Layoffs and cost reductions wherever possible
Aurora Cannabis (NYSE: ACB) made headlines in February when it announced that not only would CEO Terry Booth be stepping down, but also that it would be cutting 500 jobs. It also wrote down more than one billion Canadian dollars’ worth of assets, including goodwill, from its balance sheet. It was a big blow for the pot stock, which was once a key rival of industry leader Canopy Growth (NYSE: CGC). And even Canopy Growth had its own round of layoffs, when it announced in early March that it would be letting go of 500 workers and shutting down two of its greenhouses.
These are two of the bigger, more notable cannabis companies in the industry, and these decisions happened before the coronavirus pandemic really took center stage.
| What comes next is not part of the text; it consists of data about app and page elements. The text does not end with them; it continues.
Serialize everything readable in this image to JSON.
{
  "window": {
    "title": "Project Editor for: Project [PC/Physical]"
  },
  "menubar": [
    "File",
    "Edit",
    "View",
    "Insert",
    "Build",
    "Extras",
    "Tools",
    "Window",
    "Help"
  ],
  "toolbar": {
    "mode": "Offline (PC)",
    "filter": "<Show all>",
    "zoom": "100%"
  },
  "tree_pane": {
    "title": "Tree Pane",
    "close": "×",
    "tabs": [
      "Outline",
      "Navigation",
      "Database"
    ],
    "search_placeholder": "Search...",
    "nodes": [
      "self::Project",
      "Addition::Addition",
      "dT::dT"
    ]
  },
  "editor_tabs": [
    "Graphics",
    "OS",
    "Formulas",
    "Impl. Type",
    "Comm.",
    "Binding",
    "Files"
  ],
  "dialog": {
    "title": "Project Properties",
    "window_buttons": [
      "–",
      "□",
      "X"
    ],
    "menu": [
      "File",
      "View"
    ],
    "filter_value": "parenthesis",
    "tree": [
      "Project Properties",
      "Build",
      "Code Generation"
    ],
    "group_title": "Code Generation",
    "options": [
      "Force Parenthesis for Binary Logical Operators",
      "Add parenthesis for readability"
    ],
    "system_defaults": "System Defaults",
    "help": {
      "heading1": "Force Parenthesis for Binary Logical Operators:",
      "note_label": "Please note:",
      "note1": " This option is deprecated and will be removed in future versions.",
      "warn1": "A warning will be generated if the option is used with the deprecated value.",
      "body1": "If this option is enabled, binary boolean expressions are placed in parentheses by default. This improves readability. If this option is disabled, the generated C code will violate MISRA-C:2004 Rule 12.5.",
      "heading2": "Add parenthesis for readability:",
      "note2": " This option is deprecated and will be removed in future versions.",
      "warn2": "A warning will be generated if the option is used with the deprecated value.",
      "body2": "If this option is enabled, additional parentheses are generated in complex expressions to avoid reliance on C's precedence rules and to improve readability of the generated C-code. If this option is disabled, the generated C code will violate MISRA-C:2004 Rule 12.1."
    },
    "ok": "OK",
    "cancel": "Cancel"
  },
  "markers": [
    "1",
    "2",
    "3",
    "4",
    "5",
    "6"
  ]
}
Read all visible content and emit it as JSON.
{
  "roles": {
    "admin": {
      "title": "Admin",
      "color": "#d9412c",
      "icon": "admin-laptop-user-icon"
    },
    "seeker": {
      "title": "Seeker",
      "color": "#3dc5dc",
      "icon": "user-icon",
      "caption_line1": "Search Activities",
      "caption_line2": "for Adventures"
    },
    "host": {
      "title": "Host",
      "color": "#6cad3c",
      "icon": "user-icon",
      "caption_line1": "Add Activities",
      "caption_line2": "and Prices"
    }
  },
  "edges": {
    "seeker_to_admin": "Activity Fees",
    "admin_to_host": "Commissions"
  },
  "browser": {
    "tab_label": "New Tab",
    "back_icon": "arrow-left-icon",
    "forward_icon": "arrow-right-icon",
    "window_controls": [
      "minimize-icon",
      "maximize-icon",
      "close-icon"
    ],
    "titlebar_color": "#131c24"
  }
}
That means we’ve likely seen just the first wave of job cuts, as companies in the industry are going to face even more pressure to trim their costs as much as they can in what’s likely to be a very difficult year for economies around the world.
Smaller cannabis companies are facing even bigger problems, as many are still in their early growth stages. Raising cash, for instance, is going to be more difficult going forward. To say that investors are bearish on pot stocks would be a gross understatement, as 90% stock losses over the past year aren’t uncommon.
That’s where being self-sufficient and keeping costs down is going to be more important than ever before.
In February, Kentucky-based hemp producer GenCanna filed for bankruptcy . And that may be just the first of many this year for the industry.
A full year of legal edibles and ingestibles in Canada, along with more states in the U.S. legalizing pot, was supposed to make 2020 a stronger year for the cannabis industry. But with the coronavirus pandemic creating job losses and lots of instability in the economy, the recreational market for pot is bound to suffer. And with revenue growth out of the question, the one option left for companies who need to conserve cash is to continue slashing their costs.
Published: April 05, 2020
Founder & Interim Editor of L.A. Cannabis News